Go through the entries below and work out how many lines include "publications". Answer with the number only.

RECORDS FOR THIS TASK Start Marker

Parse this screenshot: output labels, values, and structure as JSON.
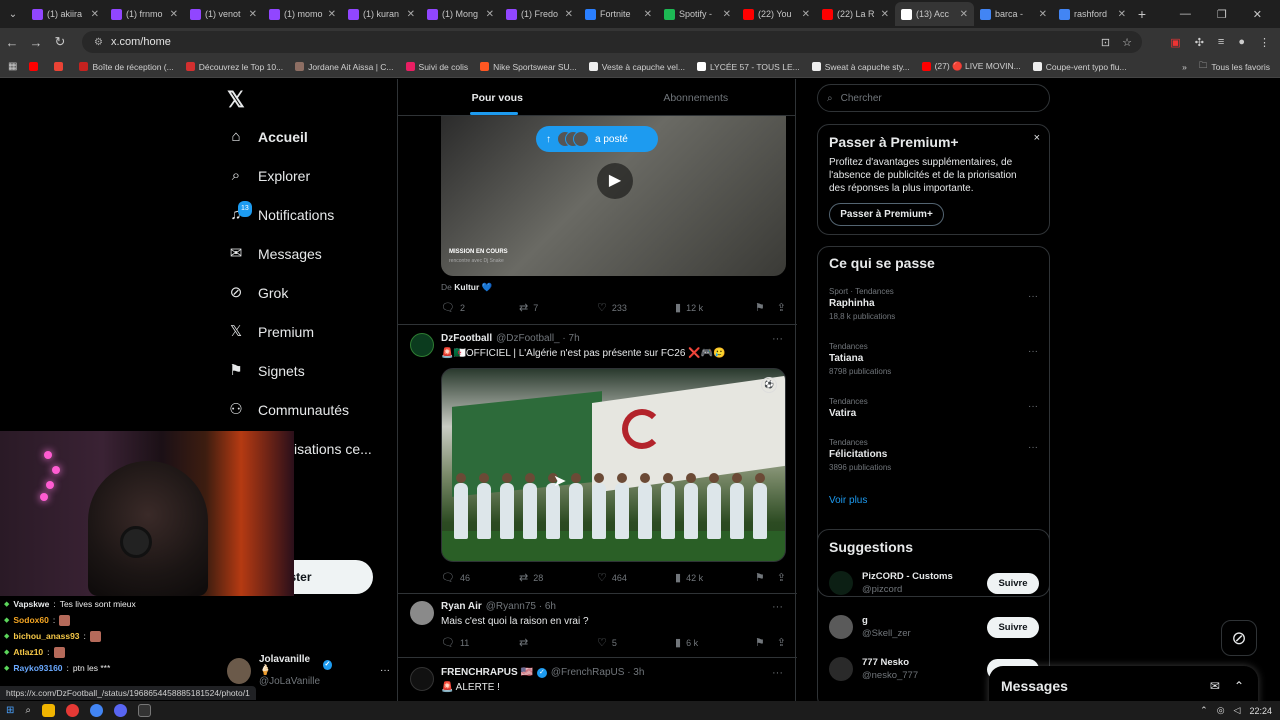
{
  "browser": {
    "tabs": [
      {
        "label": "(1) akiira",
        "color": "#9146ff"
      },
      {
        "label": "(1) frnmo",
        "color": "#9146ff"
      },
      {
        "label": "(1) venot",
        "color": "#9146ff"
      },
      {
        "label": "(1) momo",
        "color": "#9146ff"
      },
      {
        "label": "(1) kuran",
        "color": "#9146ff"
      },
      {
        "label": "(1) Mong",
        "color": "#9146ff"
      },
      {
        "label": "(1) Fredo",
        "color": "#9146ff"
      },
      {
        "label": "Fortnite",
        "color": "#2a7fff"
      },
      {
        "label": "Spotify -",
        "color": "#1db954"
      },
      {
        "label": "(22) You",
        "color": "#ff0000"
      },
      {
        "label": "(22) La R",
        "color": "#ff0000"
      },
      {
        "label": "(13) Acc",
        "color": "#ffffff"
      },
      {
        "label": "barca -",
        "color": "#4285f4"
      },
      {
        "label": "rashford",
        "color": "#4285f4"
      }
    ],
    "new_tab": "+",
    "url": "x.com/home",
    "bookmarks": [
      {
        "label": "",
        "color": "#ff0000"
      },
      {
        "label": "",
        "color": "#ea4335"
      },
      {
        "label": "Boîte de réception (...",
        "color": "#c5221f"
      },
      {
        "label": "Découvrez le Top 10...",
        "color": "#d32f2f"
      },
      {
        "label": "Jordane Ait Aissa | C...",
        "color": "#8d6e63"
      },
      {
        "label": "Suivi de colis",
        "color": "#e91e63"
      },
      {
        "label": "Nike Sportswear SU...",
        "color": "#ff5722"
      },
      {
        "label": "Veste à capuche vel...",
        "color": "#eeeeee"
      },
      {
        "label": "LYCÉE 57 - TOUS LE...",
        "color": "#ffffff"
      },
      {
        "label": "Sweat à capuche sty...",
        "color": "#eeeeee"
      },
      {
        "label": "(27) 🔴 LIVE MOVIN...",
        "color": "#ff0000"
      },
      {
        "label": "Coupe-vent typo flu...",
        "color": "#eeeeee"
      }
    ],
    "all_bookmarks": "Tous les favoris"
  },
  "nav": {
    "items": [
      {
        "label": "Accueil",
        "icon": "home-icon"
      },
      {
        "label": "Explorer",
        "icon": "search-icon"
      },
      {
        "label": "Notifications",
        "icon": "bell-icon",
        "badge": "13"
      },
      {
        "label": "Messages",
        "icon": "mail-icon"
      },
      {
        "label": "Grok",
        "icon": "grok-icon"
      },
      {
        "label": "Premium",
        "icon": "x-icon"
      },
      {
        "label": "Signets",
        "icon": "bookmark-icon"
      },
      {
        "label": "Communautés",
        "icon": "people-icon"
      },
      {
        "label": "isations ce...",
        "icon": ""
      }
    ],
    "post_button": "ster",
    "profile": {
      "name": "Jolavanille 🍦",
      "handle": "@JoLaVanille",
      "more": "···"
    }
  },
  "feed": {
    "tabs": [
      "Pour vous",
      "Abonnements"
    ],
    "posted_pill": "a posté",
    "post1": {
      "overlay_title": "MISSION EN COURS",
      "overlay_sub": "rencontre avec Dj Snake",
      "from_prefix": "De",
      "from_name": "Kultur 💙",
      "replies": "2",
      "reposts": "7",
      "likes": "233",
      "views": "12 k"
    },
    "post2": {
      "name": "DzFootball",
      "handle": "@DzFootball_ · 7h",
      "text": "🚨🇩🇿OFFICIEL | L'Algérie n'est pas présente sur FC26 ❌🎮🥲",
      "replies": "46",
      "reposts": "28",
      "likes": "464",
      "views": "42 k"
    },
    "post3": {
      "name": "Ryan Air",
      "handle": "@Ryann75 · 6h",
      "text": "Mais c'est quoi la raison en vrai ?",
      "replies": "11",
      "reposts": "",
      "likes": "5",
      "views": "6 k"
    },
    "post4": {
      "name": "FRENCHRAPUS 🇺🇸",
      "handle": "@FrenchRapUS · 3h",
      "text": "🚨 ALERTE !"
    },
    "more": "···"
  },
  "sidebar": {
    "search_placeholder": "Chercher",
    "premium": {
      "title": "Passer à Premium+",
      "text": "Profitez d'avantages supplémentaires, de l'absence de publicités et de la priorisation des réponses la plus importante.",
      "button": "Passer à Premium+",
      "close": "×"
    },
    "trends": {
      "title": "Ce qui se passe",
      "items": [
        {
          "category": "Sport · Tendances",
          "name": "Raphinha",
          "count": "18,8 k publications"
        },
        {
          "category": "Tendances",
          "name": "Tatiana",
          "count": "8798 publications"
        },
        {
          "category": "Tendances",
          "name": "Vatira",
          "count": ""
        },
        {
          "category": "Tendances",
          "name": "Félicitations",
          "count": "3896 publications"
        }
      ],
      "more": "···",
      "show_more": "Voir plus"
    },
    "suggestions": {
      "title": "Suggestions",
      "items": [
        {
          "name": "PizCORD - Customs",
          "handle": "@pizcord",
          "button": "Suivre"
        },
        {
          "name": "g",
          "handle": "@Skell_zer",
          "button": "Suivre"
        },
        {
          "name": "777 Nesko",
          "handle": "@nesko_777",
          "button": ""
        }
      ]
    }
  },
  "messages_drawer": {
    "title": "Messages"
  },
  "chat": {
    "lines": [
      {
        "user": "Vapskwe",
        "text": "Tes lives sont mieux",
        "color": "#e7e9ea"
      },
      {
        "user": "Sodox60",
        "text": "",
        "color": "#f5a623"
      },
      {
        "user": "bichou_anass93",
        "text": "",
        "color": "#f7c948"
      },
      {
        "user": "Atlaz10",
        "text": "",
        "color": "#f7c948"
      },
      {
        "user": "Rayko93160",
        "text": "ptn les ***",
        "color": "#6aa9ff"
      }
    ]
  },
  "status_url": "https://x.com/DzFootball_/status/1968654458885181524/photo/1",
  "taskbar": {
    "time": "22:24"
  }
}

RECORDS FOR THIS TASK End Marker
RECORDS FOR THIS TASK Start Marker

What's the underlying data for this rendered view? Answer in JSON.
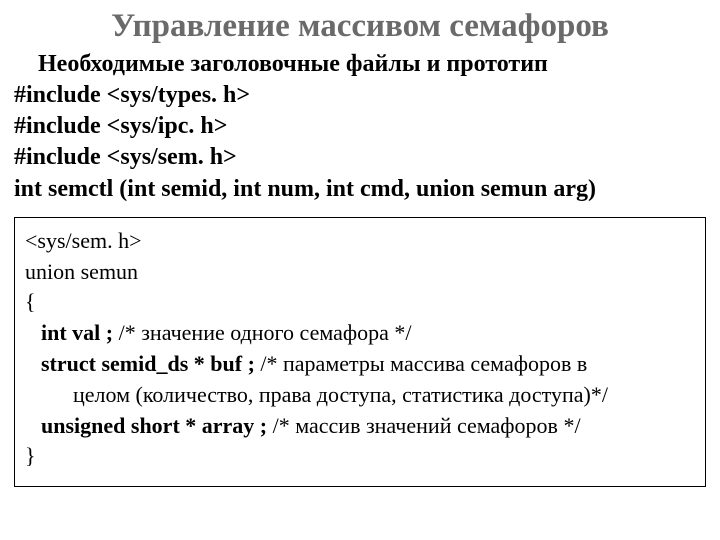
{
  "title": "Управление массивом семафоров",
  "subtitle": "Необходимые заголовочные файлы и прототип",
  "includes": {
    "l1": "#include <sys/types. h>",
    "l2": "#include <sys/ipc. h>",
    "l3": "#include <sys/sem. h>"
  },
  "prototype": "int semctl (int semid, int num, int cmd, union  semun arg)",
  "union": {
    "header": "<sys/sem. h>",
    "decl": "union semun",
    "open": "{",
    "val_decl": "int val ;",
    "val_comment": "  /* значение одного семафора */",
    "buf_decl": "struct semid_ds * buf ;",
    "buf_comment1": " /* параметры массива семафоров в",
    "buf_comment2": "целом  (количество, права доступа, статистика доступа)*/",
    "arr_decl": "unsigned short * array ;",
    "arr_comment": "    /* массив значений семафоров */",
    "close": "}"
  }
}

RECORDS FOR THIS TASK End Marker

- [EXERCISE RESPONSE]
3